The Greens' spokesman said he wanted "a prison system that works towards rehabilitation". He advocated slashing the police and corrective services budgets to fund as-yet-unnamed diversionary and community based programs as well as post-release support services.
Therein lies a problem. The CJC questionnaire too frequently permitted the parties to "commit to research ... commit to considering ... [and] commit to assessing [new approaches]".
Even in the midst of an election campaign, which Shoebridge complained was being treated as "the coronation of Barry O'Farrell", the tendency for the politicians is to hide behind research, inquiries and reviews.
Saturday's forum (Feb. 19) was a long overdue discussion on criminal justice reform, but the "commitments" it yielded were strictly non-core.
The panel of politicians expressed in-principle support for Brett Collins' proposal of computers in cells.
"The new facility in Nowra is 'wired-up'!" said Costa, harking back to the good old days. He spoke glowingly of the computers' potential as an education tool.
Computers in cells would be "a very good thing to do, as long as it is managed and controlled," Costa said and Smith offered cautious support.
But could such a proposal really get past Barry? Could it survive a "Soft on Crime" headline in the Daily Telegraph?

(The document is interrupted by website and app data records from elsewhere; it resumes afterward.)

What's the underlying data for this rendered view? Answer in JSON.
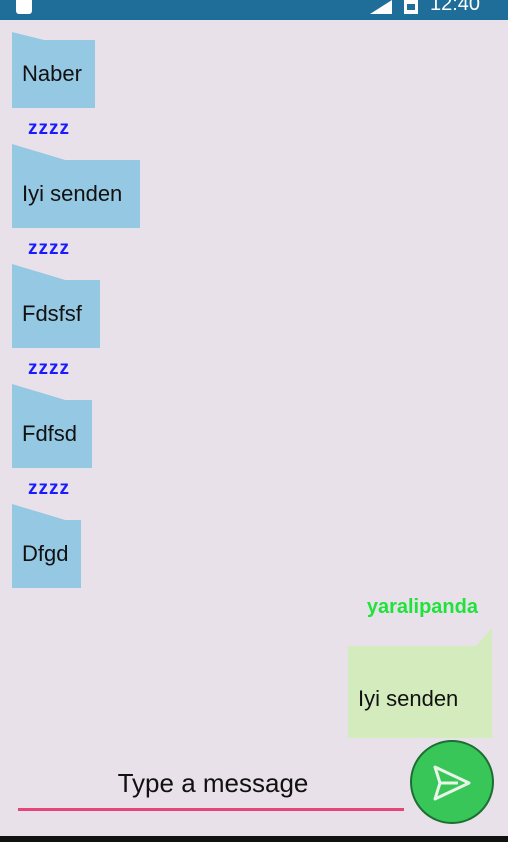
{
  "status_bar": {
    "time": "12:40"
  },
  "messages": [
    {
      "text": "Naber",
      "sender": "zzzz"
    },
    {
      "text": "Iyi senden",
      "sender": "zzzz"
    },
    {
      "text": "Fdsfsf",
      "sender": "zzzz"
    },
    {
      "text": "Fdfsd",
      "sender": "zzzz"
    },
    {
      "text": "Dfgd"
    }
  ],
  "my_message": {
    "sender": "yaralipanda",
    "text": "Iyi senden"
  },
  "composer": {
    "placeholder": "Type a message"
  },
  "colors": {
    "status_bar": "#1f6e9a",
    "background": "#e9e1e9",
    "incoming_bubble": "#95c8e3",
    "outgoing_bubble": "#d4ecbd",
    "incoming_sender": "#1a1aff",
    "outgoing_sender": "#1fe33b",
    "send_button": "#37c657",
    "input_underline": "#e6457a"
  },
  "icons": {
    "send": "send-icon"
  }
}
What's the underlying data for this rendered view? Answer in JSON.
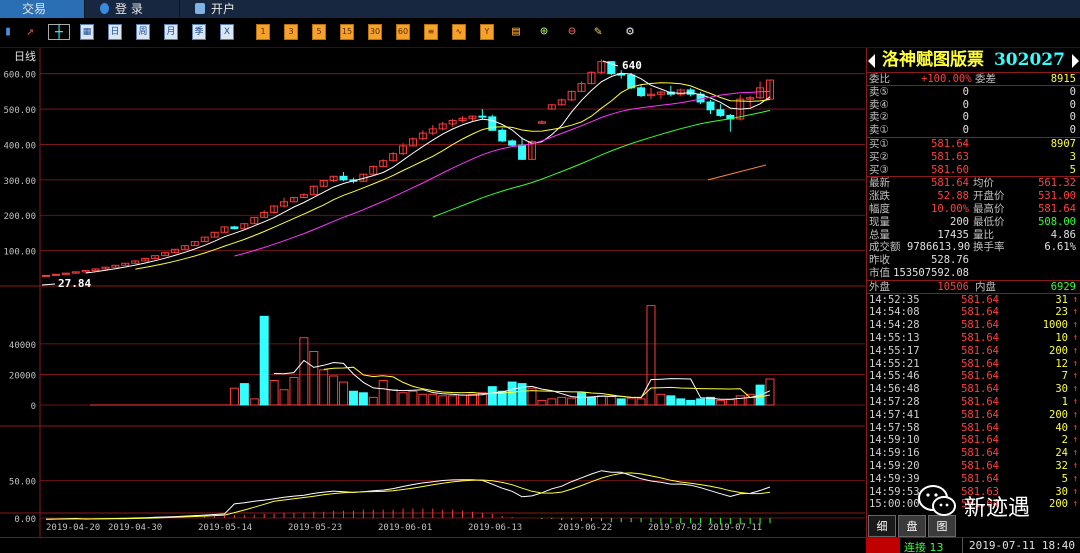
{
  "tabs": [
    {
      "label": "交易"
    },
    {
      "label": "登 录"
    },
    {
      "label": "开户"
    }
  ],
  "toolbar": {
    "period_buttons": [
      "日",
      "周",
      "月",
      "季",
      "X"
    ],
    "minute_buttons": [
      "1",
      "3",
      "5",
      "15",
      "30",
      "60"
    ]
  },
  "chart": {
    "period_label": "日线",
    "high_marker": "640",
    "low_marker": "27.84",
    "price_ticks": [
      "600.00",
      "500.00",
      "400.00",
      "300.00",
      "200.00",
      "100.00"
    ],
    "volume_ticks": [
      "40000",
      "20000",
      "0"
    ],
    "indicator_ticks": [
      "50.00",
      "0.00"
    ],
    "date_ticks": [
      "2019-04-20",
      "2019-04-30",
      "2019-05-14",
      "2019-05-23",
      "2019-06-01",
      "2019-06-13",
      "2019-06-22",
      "2019-07-02",
      "2019-07-11"
    ],
    "colors": {
      "up": "#ff3a3a",
      "down": "#33ffff",
      "ma5": "#ffffff",
      "ma10": "#ffff33",
      "ma20": "#ff33ff",
      "ma60": "#33ff33",
      "grid": "#8b1a1a"
    }
  },
  "chart_data": {
    "type": "candlestick",
    "x": [
      "2019-04-20",
      "2019-07-11"
    ],
    "candles": [
      [
        27.84,
        30,
        27.84,
        30
      ],
      [
        30,
        33,
        30,
        33
      ],
      [
        33,
        36.3,
        33,
        36.3
      ],
      [
        36.3,
        40,
        36.3,
        40
      ],
      [
        40,
        44,
        40,
        44
      ],
      [
        44,
        48.3,
        44,
        48.3
      ],
      [
        48.3,
        53.2,
        48.3,
        53.2
      ],
      [
        53.2,
        58.5,
        53.2,
        58.5
      ],
      [
        58.5,
        64.3,
        58.5,
        64.3
      ],
      [
        64.3,
        70.8,
        64.3,
        70.8
      ],
      [
        70.8,
        77.9,
        70.8,
        77.9
      ],
      [
        77.9,
        85.7,
        77.9,
        85.7
      ],
      [
        85.7,
        94.2,
        85.7,
        94.2
      ],
      [
        94.2,
        103.7,
        94.2,
        103.7
      ],
      [
        103.7,
        114,
        103.7,
        114
      ],
      [
        114,
        125.4,
        114,
        125.4
      ],
      [
        125.4,
        138,
        125.4,
        138
      ],
      [
        138,
        151.8,
        138,
        151.8
      ],
      [
        151.8,
        167,
        151.8,
        167
      ],
      [
        167,
        170,
        160,
        162
      ],
      [
        162,
        178,
        160,
        176
      ],
      [
        176,
        194,
        176,
        194
      ],
      [
        194,
        214,
        192,
        208
      ],
      [
        208,
        228,
        206,
        226
      ],
      [
        226,
        250,
        222,
        238
      ],
      [
        238,
        250,
        238,
        250
      ],
      [
        250,
        262,
        248,
        258
      ],
      [
        258,
        284,
        256,
        282
      ],
      [
        282,
        300,
        280,
        298
      ],
      [
        298,
        312,
        294,
        310
      ],
      [
        310,
        322,
        296,
        300
      ],
      [
        300,
        306,
        290,
        296
      ],
      [
        296,
        318,
        294,
        316
      ],
      [
        316,
        340,
        314,
        338
      ],
      [
        338,
        358,
        336,
        354
      ],
      [
        354,
        378,
        352,
        374
      ],
      [
        374,
        404,
        370,
        396
      ],
      [
        396,
        420,
        394,
        416
      ],
      [
        416,
        440,
        412,
        432
      ],
      [
        432,
        455,
        426,
        444
      ],
      [
        444,
        464,
        440,
        458
      ],
      [
        458,
        472,
        450,
        468
      ],
      [
        468,
        480,
        462,
        474
      ],
      [
        474,
        482,
        466,
        480
      ],
      [
        480,
        500,
        470,
        478
      ],
      [
        478,
        484,
        440,
        440
      ],
      [
        440,
        446,
        406,
        410
      ],
      [
        410,
        414,
        394,
        398
      ],
      [
        398,
        420,
        356,
        358
      ],
      [
        358,
        412,
        356,
        408
      ],
      [
        460,
        468,
        458,
        464
      ],
      [
        500,
        514,
        498,
        512
      ],
      [
        512,
        530,
        510,
        526
      ],
      [
        526,
        552,
        522,
        550
      ],
      [
        550,
        578,
        548,
        572
      ],
      [
        572,
        606,
        570,
        604
      ],
      [
        604,
        640,
        598,
        634
      ],
      [
        634,
        636,
        596,
        600
      ],
      [
        600,
        610,
        586,
        596
      ],
      [
        596,
        602,
        556,
        560
      ],
      [
        560,
        568,
        534,
        538
      ],
      [
        538,
        560,
        528,
        542
      ],
      [
        542,
        552,
        528,
        548
      ],
      [
        548,
        566,
        536,
        542
      ],
      [
        542,
        558,
        536,
        554
      ],
      [
        554,
        560,
        536,
        542
      ],
      [
        542,
        548,
        514,
        520
      ],
      [
        520,
        526,
        486,
        498
      ],
      [
        498,
        514,
        478,
        482
      ],
      [
        482,
        486,
        436,
        472
      ],
      [
        472,
        540,
        468,
        528
      ],
      [
        528,
        538,
        506,
        532
      ],
      [
        532,
        578,
        528,
        560
      ],
      [
        528,
        582,
        526,
        582
      ]
    ],
    "volume": [
      [
        0,
        "up"
      ],
      [
        0,
        "up"
      ],
      [
        0,
        "up"
      ],
      [
        0,
        "up"
      ],
      [
        0,
        "up"
      ],
      [
        0,
        "up"
      ],
      [
        0,
        "up"
      ],
      [
        0,
        "up"
      ],
      [
        0,
        "up"
      ],
      [
        0,
        "up"
      ],
      [
        0,
        "up"
      ],
      [
        0,
        "up"
      ],
      [
        0,
        "up"
      ],
      [
        0,
        "up"
      ],
      [
        0,
        "up"
      ],
      [
        0,
        "up"
      ],
      [
        0,
        "up"
      ],
      [
        0,
        "up"
      ],
      [
        0,
        "up"
      ],
      [
        11000,
        "up"
      ],
      [
        14000,
        "down"
      ],
      [
        4000,
        "up"
      ],
      [
        58000,
        "down"
      ],
      [
        16000,
        "up"
      ],
      [
        10000,
        "up"
      ],
      [
        18000,
        "up"
      ],
      [
        44000,
        "up"
      ],
      [
        35000,
        "up"
      ],
      [
        23000,
        "up"
      ],
      [
        19000,
        "up"
      ],
      [
        15000,
        "up"
      ],
      [
        9000,
        "down"
      ],
      [
        8000,
        "down"
      ],
      [
        5000,
        "up"
      ],
      [
        16000,
        "up"
      ],
      [
        10000,
        "up"
      ],
      [
        8000,
        "up"
      ],
      [
        9000,
        "up"
      ],
      [
        7000,
        "up"
      ],
      [
        7000,
        "up"
      ],
      [
        6000,
        "up"
      ],
      [
        6000,
        "up"
      ],
      [
        6500,
        "up"
      ],
      [
        7000,
        "up"
      ],
      [
        8000,
        "up"
      ],
      [
        12000,
        "down"
      ],
      [
        9000,
        "down"
      ],
      [
        15000,
        "down"
      ],
      [
        14000,
        "down"
      ],
      [
        11000,
        "up"
      ],
      [
        3000,
        "up"
      ],
      [
        4000,
        "up"
      ],
      [
        5000,
        "up"
      ],
      [
        4500,
        "up"
      ],
      [
        8000,
        "down"
      ],
      [
        5000,
        "down"
      ],
      [
        6000,
        "up"
      ],
      [
        5500,
        "up"
      ],
      [
        4000,
        "down"
      ],
      [
        4500,
        "up"
      ],
      [
        4000,
        "up"
      ],
      [
        65000,
        "up"
      ],
      [
        7000,
        "up"
      ],
      [
        6000,
        "down"
      ],
      [
        4000,
        "down"
      ],
      [
        3000,
        "down"
      ],
      [
        4000,
        "down"
      ],
      [
        5000,
        "down"
      ],
      [
        3000,
        "up"
      ],
      [
        3500,
        "up"
      ],
      [
        6000,
        "up"
      ],
      [
        7000,
        "up"
      ],
      [
        13000,
        "down"
      ],
      [
        17000,
        "up"
      ]
    ],
    "macd_bars": [
      0,
      0,
      0,
      0,
      0,
      0,
      0,
      0,
      0,
      0,
      0,
      0,
      0,
      0,
      0,
      0,
      1,
      2,
      2,
      3,
      3,
      3,
      4,
      4,
      5,
      5,
      5,
      6,
      6,
      7,
      7,
      7,
      8,
      8,
      8,
      8,
      9,
      9,
      9,
      9,
      8,
      8,
      7,
      6,
      5,
      4,
      2,
      1,
      0,
      0,
      -1,
      -1,
      -2,
      -2,
      -3,
      -3,
      -3,
      -4,
      -4,
      -4,
      -4,
      -4,
      -5,
      -5,
      -5,
      -5,
      -5,
      -5,
      -6,
      -6,
      -6,
      -6,
      -6,
      -5
    ],
    "high": 640,
    "low": 27.84,
    "ylim_price": [
      0,
      650
    ],
    "ylim_volume": [
      0,
      70000
    ],
    "ylim_indicator": [
      -20,
      80
    ]
  },
  "panel": {
    "title": "洛神赋图版票",
    "code": "302027",
    "stats1": [
      {
        "label": "委比",
        "val": "+100.00%",
        "label2": "委差",
        "val2": "8915",
        "c1": "red",
        "c2": "yellow"
      }
    ],
    "sell": [
      {
        "label": "卖⑤",
        "price": "0",
        "vol": "0"
      },
      {
        "label": "卖④",
        "price": "0",
        "vol": "0"
      },
      {
        "label": "卖②",
        "price": "0",
        "vol": "0"
      },
      {
        "label": "卖①",
        "price": "0",
        "vol": "0"
      }
    ],
    "buy": [
      {
        "label": "买①",
        "price": "581.64",
        "vol": "8907"
      },
      {
        "label": "买②",
        "price": "581.63",
        "vol": "3"
      },
      {
        "label": "买③",
        "price": "581.60",
        "vol": "5"
      }
    ],
    "quotes": [
      {
        "l1": "最新",
        "v1": "581.64",
        "c1": "red",
        "l2": "均价",
        "v2": "561.32",
        "c2": "red"
      },
      {
        "l1": "涨跌",
        "v1": "52.88",
        "c1": "red",
        "l2": "开盘价",
        "v2": "531.00",
        "c2": "red"
      },
      {
        "l1": "幅度",
        "v1": "10.00%",
        "c1": "red",
        "l2": "最高价",
        "v2": "581.64",
        "c2": "red"
      },
      {
        "l1": "现量",
        "v1": "200",
        "c1": "white",
        "l2": "最低价",
        "v2": "508.00",
        "c2": "green"
      },
      {
        "l1": "总量",
        "v1": "17435",
        "c1": "white",
        "l2": "量比",
        "v2": "4.86",
        "c2": "white"
      },
      {
        "l1": "成交额",
        "v1": "9786613.90",
        "c1": "white",
        "l2": "换手率",
        "v2": "6.61%",
        "c2": "white"
      }
    ],
    "prev_close_label": "昨收",
    "prev_close": "528.76",
    "mkt_value_label": "市值",
    "mkt_value": "153507592.08",
    "outer_label": "外盘",
    "outer": "10506",
    "inner_label": "内盘",
    "inner": "6929",
    "ticks": [
      {
        "t": "14:52:35",
        "p": "581.64",
        "v": "31"
      },
      {
        "t": "14:54:08",
        "p": "581.64",
        "v": "23"
      },
      {
        "t": "14:54:28",
        "p": "581.64",
        "v": "1000"
      },
      {
        "t": "14:55:13",
        "p": "581.64",
        "v": "10"
      },
      {
        "t": "14:55:17",
        "p": "581.64",
        "v": "200"
      },
      {
        "t": "14:55:21",
        "p": "581.64",
        "v": "12"
      },
      {
        "t": "14:55:46",
        "p": "581.64",
        "v": "7"
      },
      {
        "t": "14:56:48",
        "p": "581.64",
        "v": "30"
      },
      {
        "t": "14:57:28",
        "p": "581.64",
        "v": "1"
      },
      {
        "t": "14:57:41",
        "p": "581.64",
        "v": "200"
      },
      {
        "t": "14:57:58",
        "p": "581.64",
        "v": "40"
      },
      {
        "t": "14:59:10",
        "p": "581.64",
        "v": "2"
      },
      {
        "t": "14:59:16",
        "p": "581.64",
        "v": "24"
      },
      {
        "t": "14:59:20",
        "p": "581.64",
        "v": "32"
      },
      {
        "t": "14:59:39",
        "p": "581.64",
        "v": "5"
      },
      {
        "t": "14:59:53",
        "p": "581.63",
        "v": "30"
      },
      {
        "t": "15:00:00",
        "p": "581.64",
        "v": "200"
      }
    ],
    "tabs": [
      "细",
      "盘",
      "图"
    ]
  },
  "watermark": {
    "text": "新迹遇",
    "icon": "wechat-icon"
  },
  "status": {
    "connection": "连接 13",
    "datetime": "2019-07-11 18:40"
  }
}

Little was said, beyond expressions of "concern", on the parlous state of mental health in NSW prisons.
There are "24 senior psychologist positions" in the NSW Department of Corrective Services, Costa said proudly. That is about one for every 384 prisoners. The minister also said that there were "105.4 full time teachers" in NSW prisons.
All the main parties said they could fund their policies out of the Department of Corrective Services budget.
Shoebridge said that if re-allocating money from prisons to addressing the causes of crime is done properly it will be "at worst cost neutral, at best saving money."
The politics of reform are another matter and Barry isn't counting his pennies, he is counting his votes.
If O'Farrell wins, as expected, Greg Smith will have to carry Barry and quite likely the Shooters and the Christian Democrats with him if he is to get any changes through.
Meanwhile, the prison population grows out of sight and out of mind. Prisoners at the privatised Parklea Correctional Facility are locked in their cells every Tuesday, because it is the guards' training day. "Forensic patients" are locked down with everybody else, all over the state.
These are people that have ...
"been found unfit to be tried for an offence and ordered to be detained in a correctional centre, mental health facility or other place; OR been found not guilty by reason of mental illness and ordered to be detained in a correctional centre, mental health facility or other place or released into the community subject to conditions."
"We could close a gaol tomorrow," said Hatzistergos, "but it's much better to incarcerate people close to their family and friends."